32 views
0

So, I know it’s not an actual shock diamond. I couldn’t find the name of the phenomena or anything else through Google. My hypothesis is that the air is leaving the hose nozzle with enough force and velocity to compress the air ahead of the stream faster than it can be displaced, causing a high pressure spot that diffracts light differently and this being visible. ‘shock diamond’ is about 2mm diameter and appears acorn-like in shape, acorn cap facing the nozzle. Is there a name of this phenomena and if so could someone long me a photo or video showing some examples.

In: 2

You have the right idea. When light is passing through different materials, at the moment of the change (eg: air to water) the angle of the light changes. This is called refraction.

Dense air into thin air has the same effect. That’s what causes the mirage effect where a road appears to have water on it and the water disappears as you get closer. Very hot road surfaces heat up the air and light bends as it passes through that, resulting in you looking down at the road but actually seeing a bit of the sky. Not reflected, but light actually turned as it approached the road.

Compressed air would be the same sort of effect, only the air is thicker rather than thinner in a spot.

It’s probably condensation: When the air exits the nozzle and decompresses, it rapidly cools down. This can cause the moisture in the air to concensate into tiny droplets that vaporize again as they mix with the surrounding air.

They definitely can be actual shock diamonds. It takes a surprisingly low pressure differential to get air to go supersonic…your average 100psi air hose is more than capable of pulling it off (you only need about 30 psi to get supersonic at normal conditions).

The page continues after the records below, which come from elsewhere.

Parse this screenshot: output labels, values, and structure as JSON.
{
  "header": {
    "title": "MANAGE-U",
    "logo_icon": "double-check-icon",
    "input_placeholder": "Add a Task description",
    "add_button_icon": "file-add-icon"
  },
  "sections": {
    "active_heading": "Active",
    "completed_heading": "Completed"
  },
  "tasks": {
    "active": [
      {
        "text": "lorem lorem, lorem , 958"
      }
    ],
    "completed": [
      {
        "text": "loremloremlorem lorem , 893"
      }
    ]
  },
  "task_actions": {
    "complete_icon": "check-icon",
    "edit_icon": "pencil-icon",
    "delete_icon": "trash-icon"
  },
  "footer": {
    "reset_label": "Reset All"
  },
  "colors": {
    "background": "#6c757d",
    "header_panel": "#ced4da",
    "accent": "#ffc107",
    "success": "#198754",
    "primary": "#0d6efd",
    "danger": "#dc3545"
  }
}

Popular Science did an article with links to cool videos about doing this with bottle rockets, which are just compressed air power:

https://www.popularmechanics.com/science/a25777/soda-bottle-rocket-shock-diamonds/